Sunday, July 11, 2010

The Tomatoes come rolling in...

My tomato plants are starting to do their thing (which is good, because everything else is taking its' sweet time). Here are a few of the ones that are ripening up so far: left to right, Silvery Fir Tree, White Currant, and Beam's Yellow Pear

Friday, July 9, 2010

My current nemesis

Above is an adult Japanese Beetle. These iridescent little vermin are native to Japan (duh). They first showed up in the United States in 1916. Since then, they have been working their way west out of New England. St.Louis is about as far west as the beetles are currently established in large quantities. The peak season for Japanese beetles is June and July. During that time, they can be incredibly destructive to plants in your yard or garden. Ironically enough, they're not considered pests in Japan because predators control their population naturally. Here in America, however, they run rampant.

This is the first year that I've noticed them in large quantity in my garden. While there are a number of different organic methods for getting rid of Japanese beetles, including a certain strain of Bt and Milky Spore bacteria, I've opted for picking the adults off by hand this year. The beetles give off a pheromone when feeding that attracts more beetles. If you pay attention, and stay on top of it, squashing the bugs as you find them seems to help keep their numbers from getting out of hand On a couple of occasions I've killed a dozen or two at a time, but more often than not it's only 6 or 7. It's worked so-so thus far, but if they are as invasive next year (which is likely) I may have to look into something else. You can also buy Japanese beetle traps, but studies have shown that they actually attract more beetles than they catch.
You can see how completely Japanese beetles will destroy the vegetation of a plant. This is what they've done to some of my Kentucky Wonder Pole beans.

Now the little bastards are moving on to some of my red Amaranth. Arrrgh!

Friday, July 2, 2010

Another post, another month
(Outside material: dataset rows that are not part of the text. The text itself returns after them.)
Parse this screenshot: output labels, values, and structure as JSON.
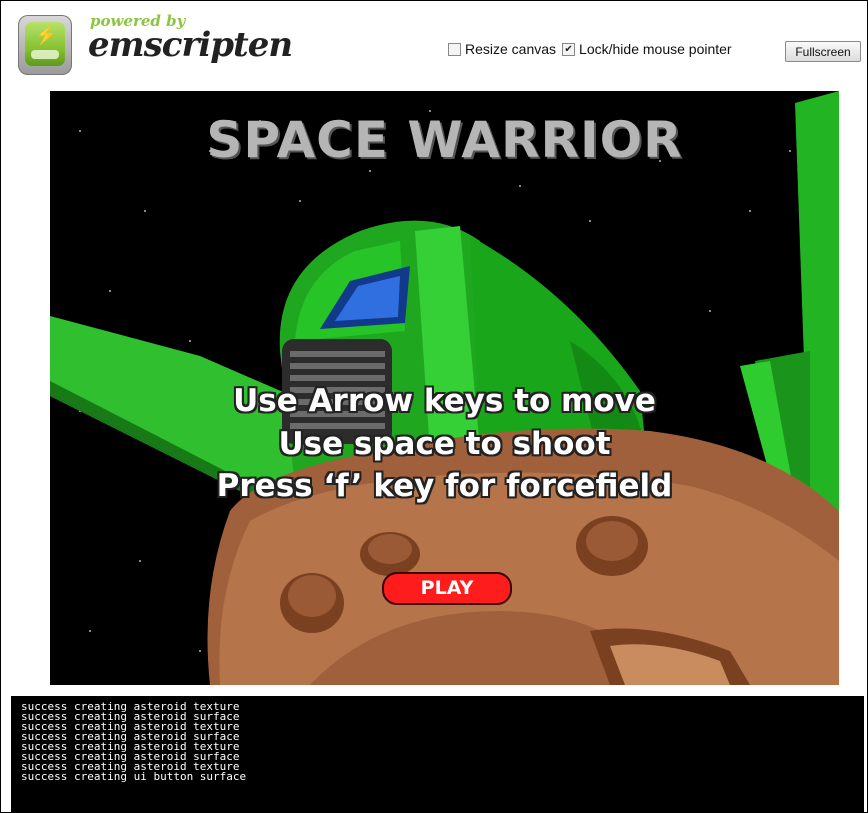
{
  "header": {
    "powered_text": "powered by",
    "brand_text": "emscripten",
    "resize_canvas_label": "Resize canvas",
    "resize_canvas_checked": false,
    "lock_pointer_label": "Lock/hide mouse pointer",
    "lock_pointer_checked": true,
    "fullscreen_label": "Fullscreen"
  },
  "game": {
    "title": "SPACE WARRIOR",
    "instructions": [
      "Use Arrow keys to move",
      "Use space to shoot",
      "Press ‘f’ key for forcefield"
    ],
    "play_label": "PLAY",
    "colors": {
      "title": "#b5b5b5",
      "ship_green": "#1faa1f",
      "asteroid": "#a0603c",
      "play_button": "#ff1c1c"
    }
  },
  "console": {
    "lines": [
      "success creating asteroid texture",
      "success creating asteroid surface",
      "success creating asteroid texture",
      "success creating asteroid surface",
      "success creating asteroid texture",
      "success creating asteroid surface",
      "success creating asteroid texture",
      "success creating ui button surface"
    ]
  }
}
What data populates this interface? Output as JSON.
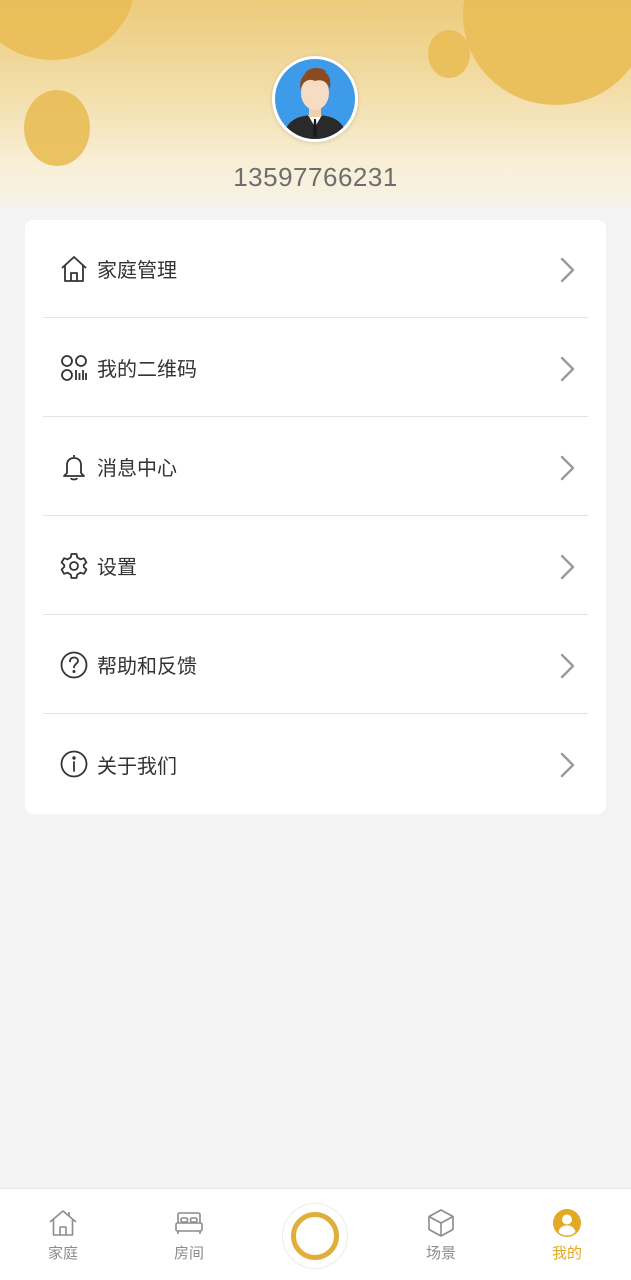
{
  "profile": {
    "phone": "13597766231",
    "avatar_icon": "user-avatar-icon"
  },
  "menu": {
    "items": [
      {
        "label": "家庭管理",
        "icon": "home-icon"
      },
      {
        "label": "我的二维码",
        "icon": "qrcode-icon"
      },
      {
        "label": "消息中心",
        "icon": "bell-icon"
      },
      {
        "label": "设置",
        "icon": "gear-icon"
      },
      {
        "label": "帮助和反馈",
        "icon": "question-icon"
      },
      {
        "label": "关于我们",
        "icon": "info-icon"
      }
    ]
  },
  "tabbar": {
    "tabs": [
      {
        "label": "家庭",
        "icon": "home-icon",
        "active": false
      },
      {
        "label": "房间",
        "icon": "bed-icon",
        "active": false
      },
      {
        "label": "场景",
        "icon": "cube-icon",
        "active": false
      },
      {
        "label": "我的",
        "icon": "user-icon",
        "active": true
      }
    ],
    "center_icon": "ring-icon"
  },
  "colors": {
    "accent": "#e3a824",
    "header_blob": "#e9bd55",
    "background": "#f3f3f3"
  }
}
Just as I was getting back in the swing of things, my computer goes in the shop for a month. At that point, summer was just getting started. Now, we're head long into the meat of the heat and humidity that define Summer in St.Louis. (That said, the past 3 days have been gorgeous) The garden is looking good, but the lack of vegetables actually coming out of it right now is evidence of the late start that I got on a lot of things. It is amazing the difference that one month can make. The tiny green blob that I was so excited about back at the beginning of June now looks like this:

The cucumbers, melons, and squash that were such spindly little strings 4 weeks ago are now sending their vines creeping through garden beds and up trellises. They're covered with blossoms that will (hopefully) turn into lots of good food.

The best part about summer, though, is getting to hang out with the kids. Between football and art camps, I'm usually at school during most of June, and we start back again in August. By contrast, July actually feels like summer vacation. We're in the middle of rehabbing their clubhouse and there are still plenty of projects to do around the 'Burbstead, but sometimes it's good to just play around.
Alex, Tater, and Erik beating the heat in style